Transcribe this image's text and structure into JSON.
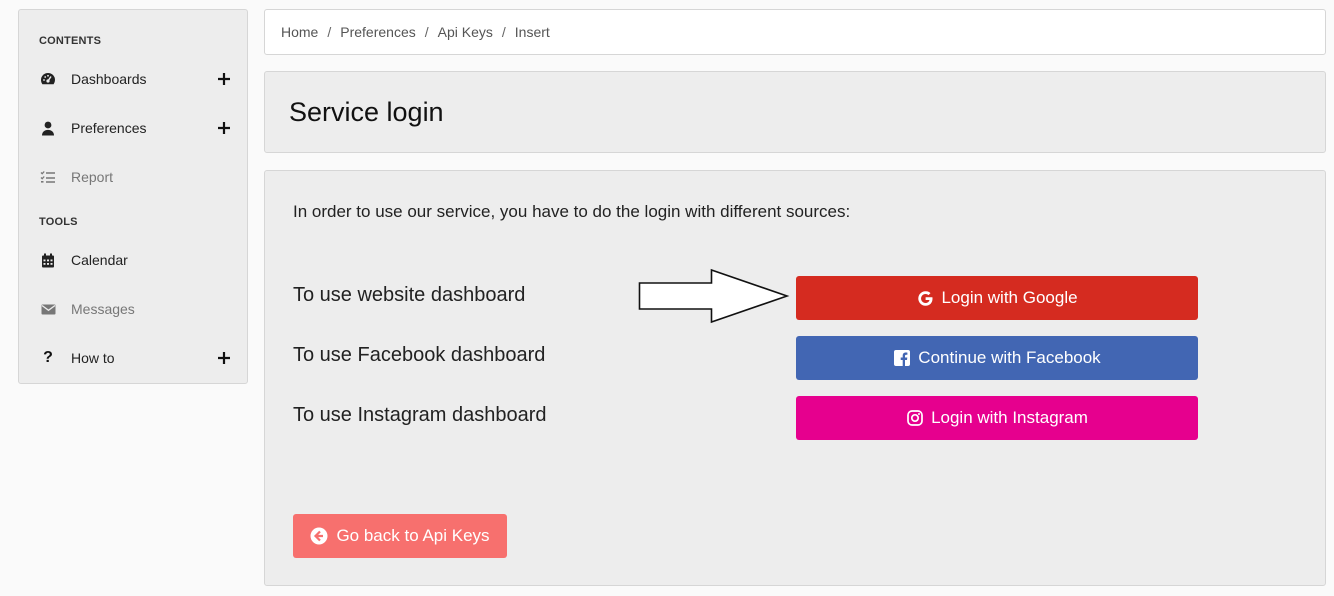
{
  "sidebar": {
    "contents_heading": "CONTENTS",
    "tools_heading": "TOOLS",
    "items": [
      {
        "label": "Dashboards",
        "icon": "dashboard-icon"
      },
      {
        "label": "Preferences",
        "icon": "user-icon"
      },
      {
        "label": "Report",
        "icon": "list-check-icon"
      },
      {
        "label": "Calendar",
        "icon": "calendar-icon"
      },
      {
        "label": "Messages",
        "icon": "envelope-icon"
      },
      {
        "label": "How to",
        "icon": "question-icon"
      }
    ]
  },
  "breadcrumb": [
    "Home",
    "Preferences",
    "Api Keys",
    "Insert"
  ],
  "page": {
    "title": "Service login",
    "intro": "In order to use our service, you have to do the login with different sources:",
    "rows": [
      {
        "label": "To use website dashboard",
        "button": "Login with Google",
        "color": "#d52b20",
        "icon": "google-icon"
      },
      {
        "label": "To use Facebook dashboard",
        "button": "Continue with Facebook",
        "color": "#4266b3",
        "icon": "facebook-icon"
      },
      {
        "label": "To use Instagram dashboard",
        "button": "Login with Instagram",
        "color": "#e6008e",
        "icon": "instagram-icon"
      }
    ],
    "back_button": "Go back to Api Keys",
    "back_button_color": "#f7706e"
  }
}
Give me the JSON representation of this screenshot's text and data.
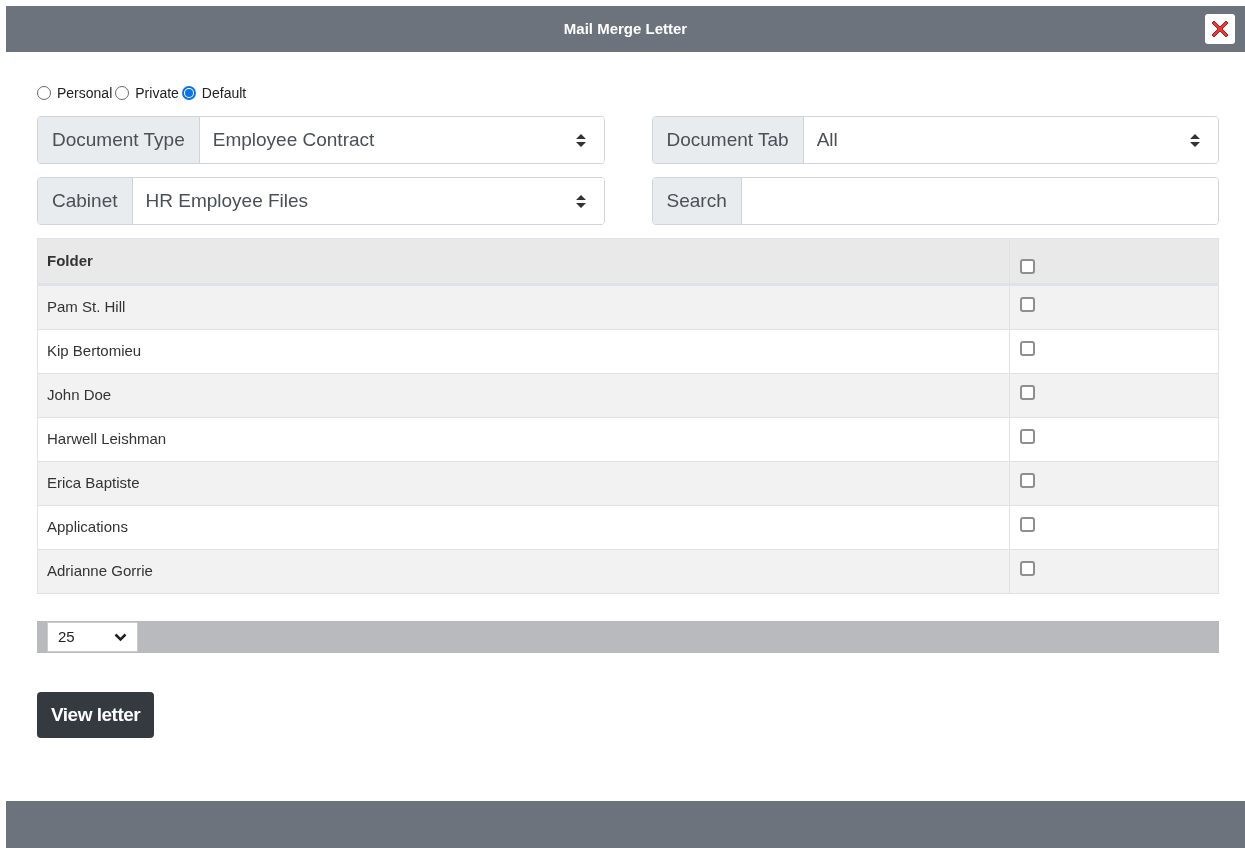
{
  "window": {
    "title": "Mail Merge Letter"
  },
  "scope_options": [
    {
      "label": "Personal",
      "selected": false
    },
    {
      "label": "Private",
      "selected": false
    },
    {
      "label": "Default",
      "selected": true
    }
  ],
  "filters": [
    {
      "kind": "select",
      "label": "Document Type",
      "value": "Employee Contract"
    },
    {
      "kind": "select",
      "label": "Document Tab",
      "value": "All"
    },
    {
      "kind": "select",
      "label": "Cabinet",
      "value": "HR Employee Files"
    },
    {
      "kind": "text",
      "label": "Search"
    }
  ],
  "table": {
    "columns": [
      "Folder"
    ],
    "select_all_checked": false,
    "rows": [
      {
        "folder": "Pam St. Hill",
        "checked": false
      },
      {
        "folder": "Kip Bertomieu",
        "checked": false
      },
      {
        "folder": "John Doe",
        "checked": false
      },
      {
        "folder": "Harwell Leishman",
        "checked": false
      },
      {
        "folder": "Erica Baptiste",
        "checked": false
      },
      {
        "folder": "Applications",
        "checked": false
      },
      {
        "folder": "Adrianne Gorrie",
        "checked": false
      }
    ]
  },
  "pager": {
    "page_size": "25"
  },
  "buttons": [
    "View letter"
  ]
}
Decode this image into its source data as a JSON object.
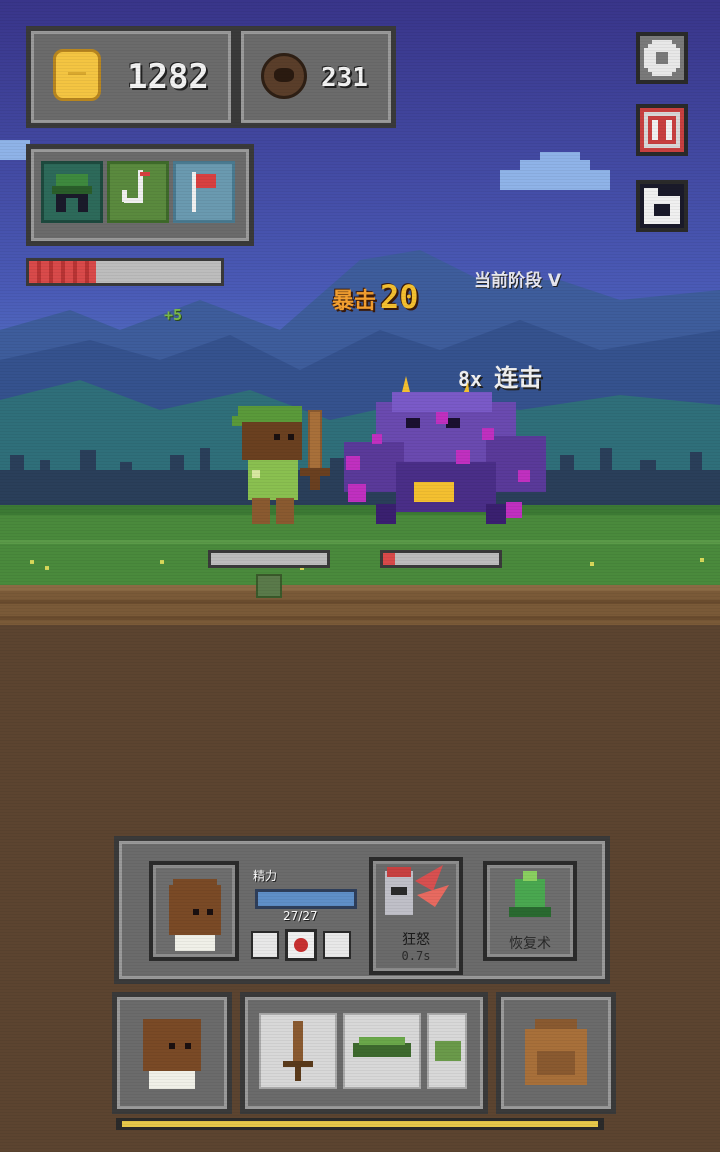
{
  "hud": {
    "gold": "1282",
    "gems": "231",
    "stage_label": "当前阶段 V",
    "plus_label": "+5"
  },
  "combat": {
    "crit_label": "暴击",
    "crit_value": "20",
    "combo_count": "8x",
    "combo_label": "连击",
    "player_hp_fraction": 0.0,
    "enemy_hp_fraction": 0.1,
    "player_main_hp_fraction": 0.35
  },
  "skills_panel": {
    "stamina_label": "精力",
    "stamina_value": "27/27",
    "rage_label": "狂怒",
    "rage_cooldown": "0.7s",
    "heal_label": "恢复术"
  },
  "colors": {
    "sky_top": "#3a3a8a",
    "sky_mid": "#4e6fc0",
    "grass": "#4a8a3c",
    "dirt": "#5a4430",
    "panel": "#6b6b6b",
    "red_bar": "#d94a4a",
    "gold": "#f4c542",
    "stamina_bar": "#5f8fc8",
    "xp_bar": "#e6c84a"
  },
  "icons": [
    "gold-coin-icon",
    "gem-icon",
    "settings-gear-icon",
    "pause-icon",
    "restart-icon",
    "helmet-icon",
    "fishing-hook-icon",
    "flag-icon",
    "sword-icon",
    "leaf-icon",
    "backpack-icon"
  ]
}
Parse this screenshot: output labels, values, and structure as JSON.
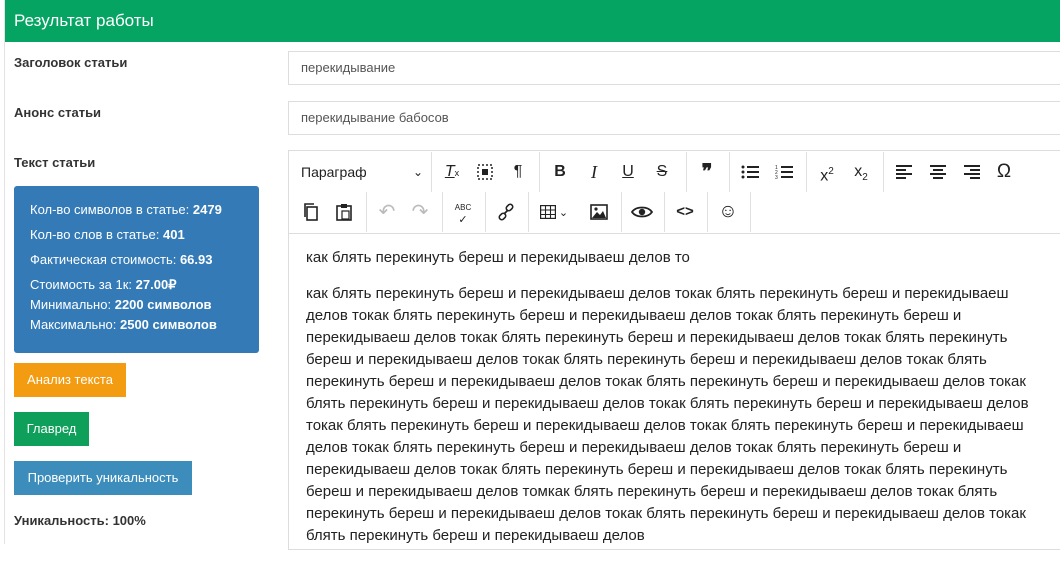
{
  "header": {
    "title": "Результат работы"
  },
  "fields": {
    "title_label": "Заголовок статьи",
    "title_value": "перекидывание",
    "announce_label": "Анонс статьи",
    "announce_value": "перекидывание бабосов",
    "text_label": "Текст статьи"
  },
  "stats": {
    "chars_label": "Кол-во символов в статье:",
    "chars_value": "2479",
    "words_label": "Кол-во слов в статье:",
    "words_value": "401",
    "cost_label": "Фактическая стоимость:",
    "cost_value": "66.93",
    "per1k_label": "Стоимость за 1к:",
    "per1k_value": "27.00₽",
    "min_label": "Минимально:",
    "min_value": "2200 символов",
    "max_label": "Максимально:",
    "max_value": "2500 символов"
  },
  "buttons": {
    "analyze": "Анализ текста",
    "glavred": "Главред",
    "unique": "Проверить уникальность"
  },
  "uniqueness": "Уникальность: 100%",
  "editor": {
    "paragraph_select": "Параграф",
    "toolbar": {
      "clear_format": "T",
      "bold": "B",
      "italic": "I",
      "underline": "U",
      "strike": "S",
      "quote": "❞",
      "superscript": "x",
      "subscript": "x",
      "omega": "Ω",
      "spellcheck": "ABC",
      "code": "<>",
      "emoji": "☺"
    },
    "paragraphs": [
      "как блять перекинуть береш и перекидываеш делов то",
      "как блять перекинуть береш и перекидываеш делов токак блять перекинуть береш и перекидываеш делов токак блять перекинуть береш и перекидываеш делов токак блять перекинуть береш и перекидываеш делов токак блять перекинуть береш и перекидываеш делов токак блять перекинуть береш и перекидываеш делов токак блять перекинуть береш и перекидываеш делов токак блять перекинуть береш и перекидываеш делов токак блять перекинуть береш и перекидываеш делов токак блять перекинуть береш и перекидываеш делов токак блять перекинуть береш и перекидываеш делов токак блять перекинуть береш и перекидываеш делов токак блять перекинуть береш и перекидываеш делов токак блять перекинуть береш и перекидываеш делов токак блять перекинуть береш и перекидываеш делов токак блять перекинуть береш и перекидываеш делов токак блять перекинуть береш и перекидываеш делов томкак блять перекинуть береш и перекидываеш делов токак блять перекинуть береш и перекидываеш делов токак блять перекинуть береш и перекидываеш делов токак блять перекинуть береш и перекидываеш делов"
    ]
  }
}
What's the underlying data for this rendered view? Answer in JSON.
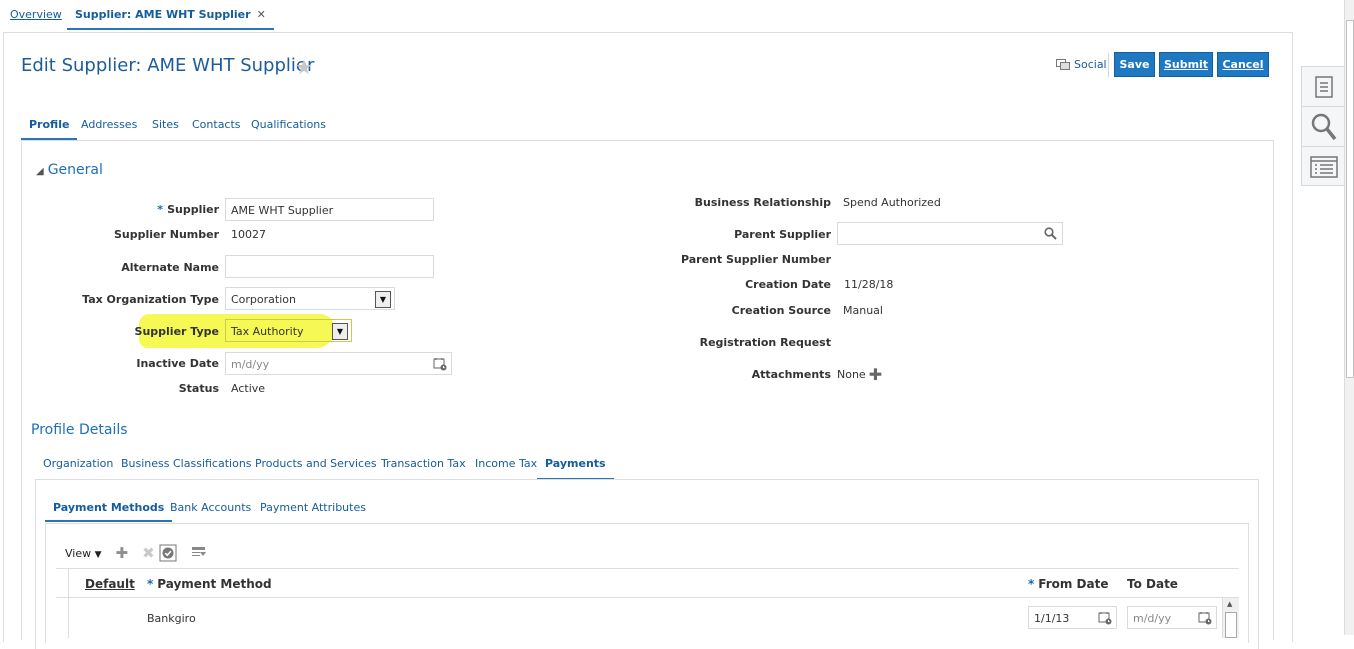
{
  "top_tabs": {
    "overview": "Overview",
    "supplier": "Supplier: AME WHT Supplier",
    "close": "✕"
  },
  "header": {
    "title": "Edit Supplier: AME WHT Supplier",
    "social": "Social",
    "save": "Save",
    "submit": "Submit",
    "cancel": "Cancel"
  },
  "subtabs": [
    "Profile",
    "Addresses",
    "Sites",
    "Contacts",
    "Qualifications"
  ],
  "general": {
    "heading": "General",
    "supplier_label": "Supplier",
    "supplier_value": "AME WHT Supplier",
    "supplier_number_label": "Supplier Number",
    "supplier_number_value": "10027",
    "alternate_name_label": "Alternate Name",
    "alternate_name_value": "",
    "tax_org_type_label": "Tax Organization Type",
    "tax_org_type_value": "Corporation",
    "supplier_type_label": "Supplier Type",
    "supplier_type_value": "Tax Authority",
    "inactive_date_label": "Inactive Date",
    "inactive_date_placeholder": "m/d/yy",
    "status_label": "Status",
    "status_value": "Active",
    "business_relationship_label": "Business Relationship",
    "business_relationship_value": "Spend Authorized",
    "parent_supplier_label": "Parent Supplier",
    "parent_supplier_number_label": "Parent Supplier Number",
    "creation_date_label": "Creation Date",
    "creation_date_value": "11/28/18",
    "creation_source_label": "Creation Source",
    "creation_source_value": "Manual",
    "registration_request_label": "Registration Request",
    "attachments_label": "Attachments",
    "attachments_value": "None"
  },
  "profile_details": {
    "heading": "Profile Details",
    "tabs": [
      "Organization",
      "Business Classifications",
      "Products and Services",
      "Transaction Tax",
      "Income Tax",
      "Payments"
    ]
  },
  "payments": {
    "tabs": [
      "Payment Methods",
      "Bank Accounts",
      "Payment Attributes"
    ],
    "view_label": "View",
    "columns": {
      "default": "Default",
      "payment_method": "Payment Method",
      "from_date": "From Date",
      "to_date": "To Date"
    },
    "rows": [
      {
        "payment_method": "Bankgiro",
        "from_date": "1/1/13",
        "to_date_placeholder": "m/d/yy"
      }
    ]
  },
  "colors": {
    "accent": "#1e78c2",
    "link": "#145c9e",
    "highlight": "#f6f94a"
  }
}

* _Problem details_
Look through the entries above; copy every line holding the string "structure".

* _Solution below_
Transcribe this image's text and structure into JSON.
Parse this screenshot: output labels, values, and structure as JSON.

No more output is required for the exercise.